[Your assignment]:
Take each line of the records below that contains the string "thenational" and copy it.
*** Listed records ***
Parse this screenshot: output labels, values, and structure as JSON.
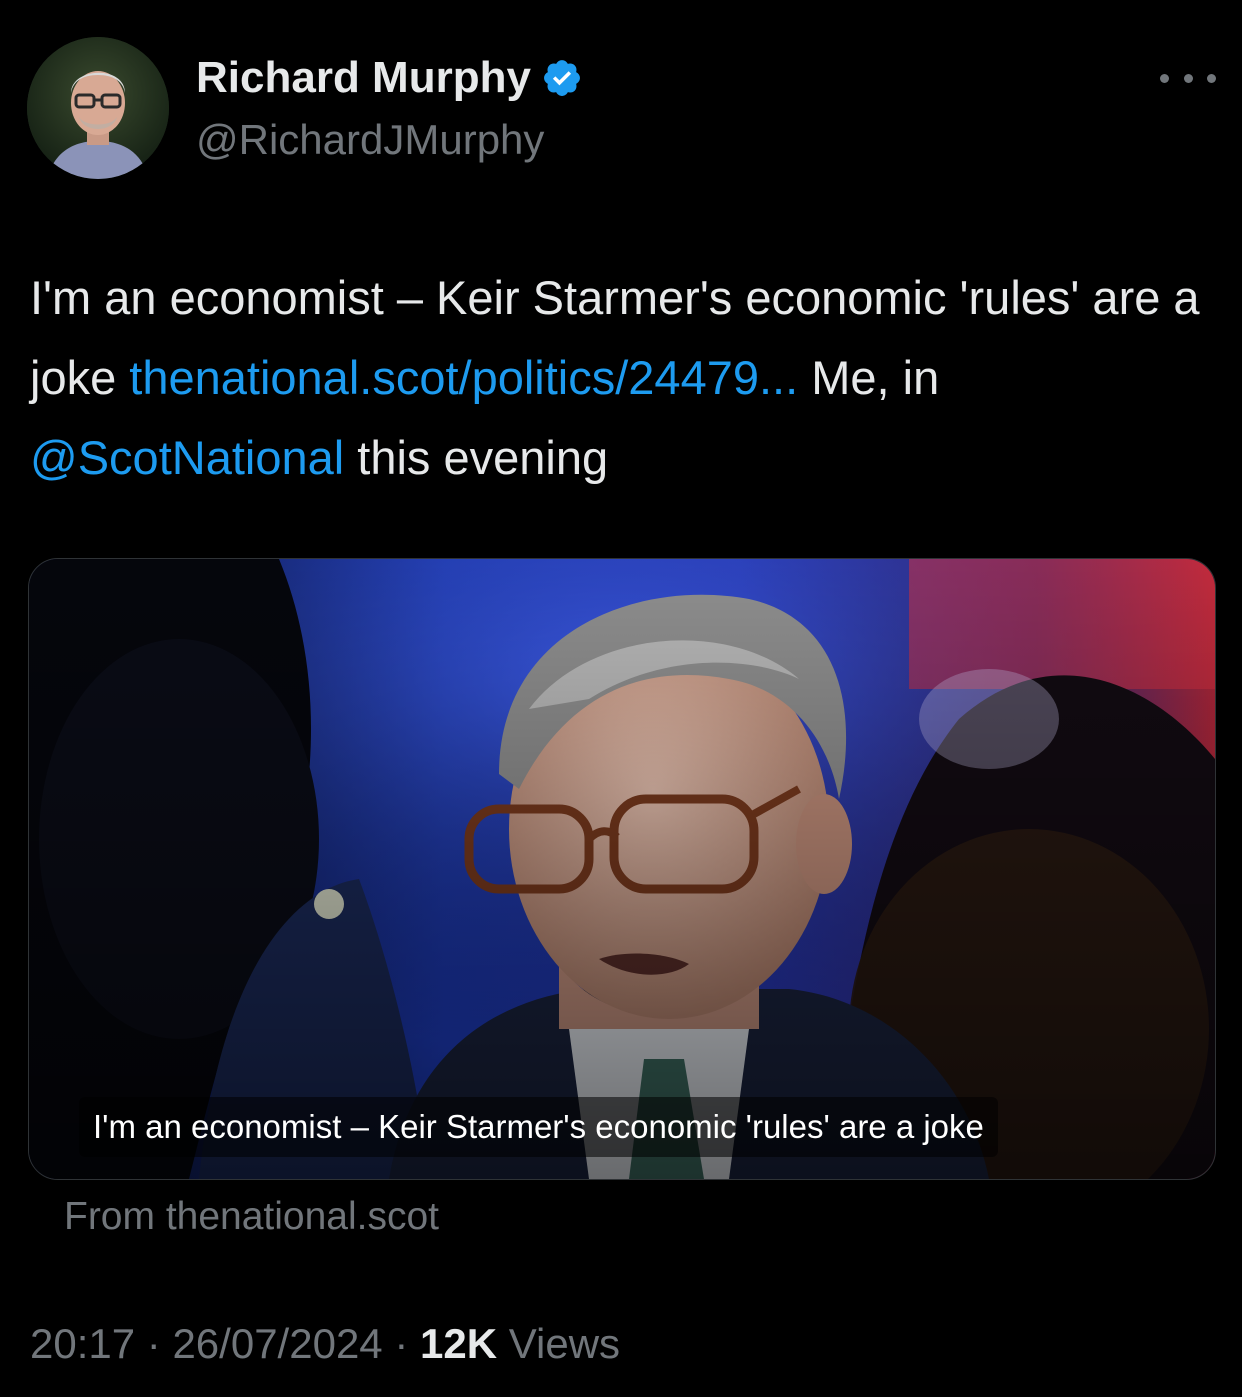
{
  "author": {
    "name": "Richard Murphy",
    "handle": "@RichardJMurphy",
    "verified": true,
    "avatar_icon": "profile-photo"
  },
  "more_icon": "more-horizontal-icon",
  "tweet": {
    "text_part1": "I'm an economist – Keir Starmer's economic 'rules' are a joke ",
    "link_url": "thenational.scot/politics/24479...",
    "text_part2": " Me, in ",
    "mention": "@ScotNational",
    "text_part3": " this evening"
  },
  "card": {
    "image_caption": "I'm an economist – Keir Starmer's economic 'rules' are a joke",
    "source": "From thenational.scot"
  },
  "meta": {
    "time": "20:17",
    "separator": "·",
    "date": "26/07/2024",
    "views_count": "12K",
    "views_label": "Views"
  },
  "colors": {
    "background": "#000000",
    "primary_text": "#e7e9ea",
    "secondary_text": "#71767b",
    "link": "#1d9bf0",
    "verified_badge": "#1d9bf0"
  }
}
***
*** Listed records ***
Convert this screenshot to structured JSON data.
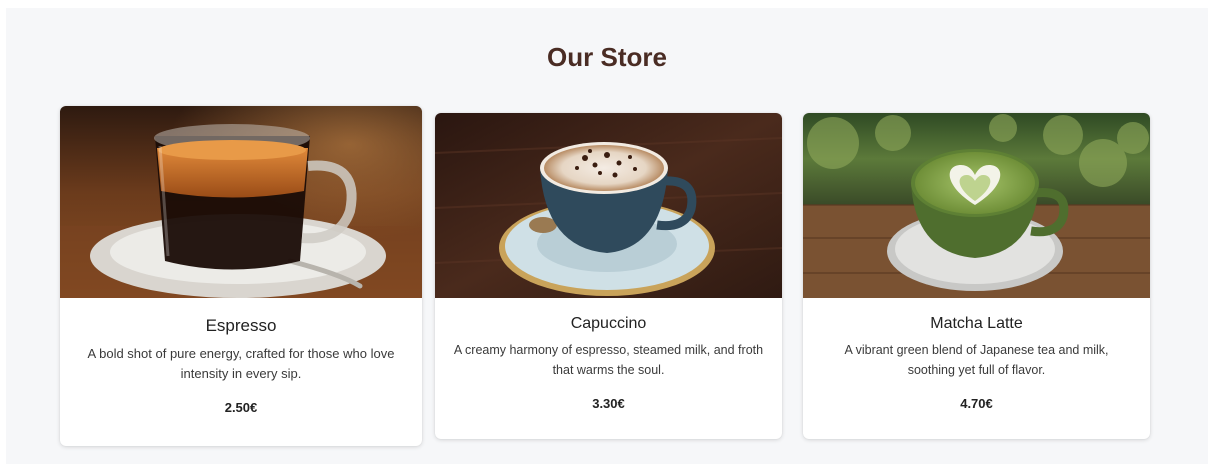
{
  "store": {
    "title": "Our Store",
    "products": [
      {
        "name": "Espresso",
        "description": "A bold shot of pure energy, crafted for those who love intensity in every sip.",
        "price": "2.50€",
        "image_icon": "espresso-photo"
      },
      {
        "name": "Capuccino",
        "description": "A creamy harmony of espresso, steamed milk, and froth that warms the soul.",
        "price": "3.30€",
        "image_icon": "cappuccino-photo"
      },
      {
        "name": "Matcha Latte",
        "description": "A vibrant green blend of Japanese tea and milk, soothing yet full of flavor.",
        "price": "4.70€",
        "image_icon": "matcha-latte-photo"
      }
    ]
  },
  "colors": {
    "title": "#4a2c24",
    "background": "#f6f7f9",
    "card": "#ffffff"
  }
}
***
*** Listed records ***
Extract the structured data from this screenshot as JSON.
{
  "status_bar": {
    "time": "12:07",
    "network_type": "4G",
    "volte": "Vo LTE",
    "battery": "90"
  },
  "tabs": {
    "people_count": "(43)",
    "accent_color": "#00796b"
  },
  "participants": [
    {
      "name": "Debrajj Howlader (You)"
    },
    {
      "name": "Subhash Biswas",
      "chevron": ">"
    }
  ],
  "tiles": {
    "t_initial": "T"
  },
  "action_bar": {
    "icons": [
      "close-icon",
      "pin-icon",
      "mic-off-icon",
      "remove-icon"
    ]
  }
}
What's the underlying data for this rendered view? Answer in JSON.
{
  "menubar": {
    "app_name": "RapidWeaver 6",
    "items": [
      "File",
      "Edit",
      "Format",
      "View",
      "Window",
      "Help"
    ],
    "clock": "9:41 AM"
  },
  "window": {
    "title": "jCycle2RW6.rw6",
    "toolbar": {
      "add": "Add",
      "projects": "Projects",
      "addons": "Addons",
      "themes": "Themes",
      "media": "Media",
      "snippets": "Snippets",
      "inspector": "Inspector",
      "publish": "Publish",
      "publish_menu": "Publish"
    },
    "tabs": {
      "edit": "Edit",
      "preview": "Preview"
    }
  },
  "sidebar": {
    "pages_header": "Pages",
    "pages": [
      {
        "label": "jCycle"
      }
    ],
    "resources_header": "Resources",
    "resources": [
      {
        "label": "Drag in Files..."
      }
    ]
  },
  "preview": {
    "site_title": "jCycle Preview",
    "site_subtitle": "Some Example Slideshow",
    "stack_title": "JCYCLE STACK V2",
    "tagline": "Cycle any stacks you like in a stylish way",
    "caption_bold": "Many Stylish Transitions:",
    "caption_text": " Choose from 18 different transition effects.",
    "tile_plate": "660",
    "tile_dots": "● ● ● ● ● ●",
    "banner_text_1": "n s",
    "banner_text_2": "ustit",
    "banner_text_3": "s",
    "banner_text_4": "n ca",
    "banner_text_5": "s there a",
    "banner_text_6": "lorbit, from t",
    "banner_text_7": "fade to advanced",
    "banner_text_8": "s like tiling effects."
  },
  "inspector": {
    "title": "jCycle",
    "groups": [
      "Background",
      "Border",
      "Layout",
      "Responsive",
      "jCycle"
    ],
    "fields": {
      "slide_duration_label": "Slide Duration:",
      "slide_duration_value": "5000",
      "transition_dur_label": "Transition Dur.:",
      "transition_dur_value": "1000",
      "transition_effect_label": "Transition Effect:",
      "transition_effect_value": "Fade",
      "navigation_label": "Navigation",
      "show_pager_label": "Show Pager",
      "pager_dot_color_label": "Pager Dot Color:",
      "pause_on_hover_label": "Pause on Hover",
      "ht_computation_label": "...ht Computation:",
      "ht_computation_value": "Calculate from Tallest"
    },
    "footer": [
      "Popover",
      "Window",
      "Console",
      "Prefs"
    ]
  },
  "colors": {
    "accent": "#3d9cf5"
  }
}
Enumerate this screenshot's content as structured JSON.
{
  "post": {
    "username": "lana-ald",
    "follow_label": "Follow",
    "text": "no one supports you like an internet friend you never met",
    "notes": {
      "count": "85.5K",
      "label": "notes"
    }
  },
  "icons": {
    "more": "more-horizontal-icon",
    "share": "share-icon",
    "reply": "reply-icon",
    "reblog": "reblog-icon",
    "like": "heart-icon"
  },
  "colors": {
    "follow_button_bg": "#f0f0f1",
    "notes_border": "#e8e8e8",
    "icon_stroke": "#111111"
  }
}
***
[Reply to the task]:
    "link_url": "thenational.scot/politics/24479...",
    "source": "From thenational.scot"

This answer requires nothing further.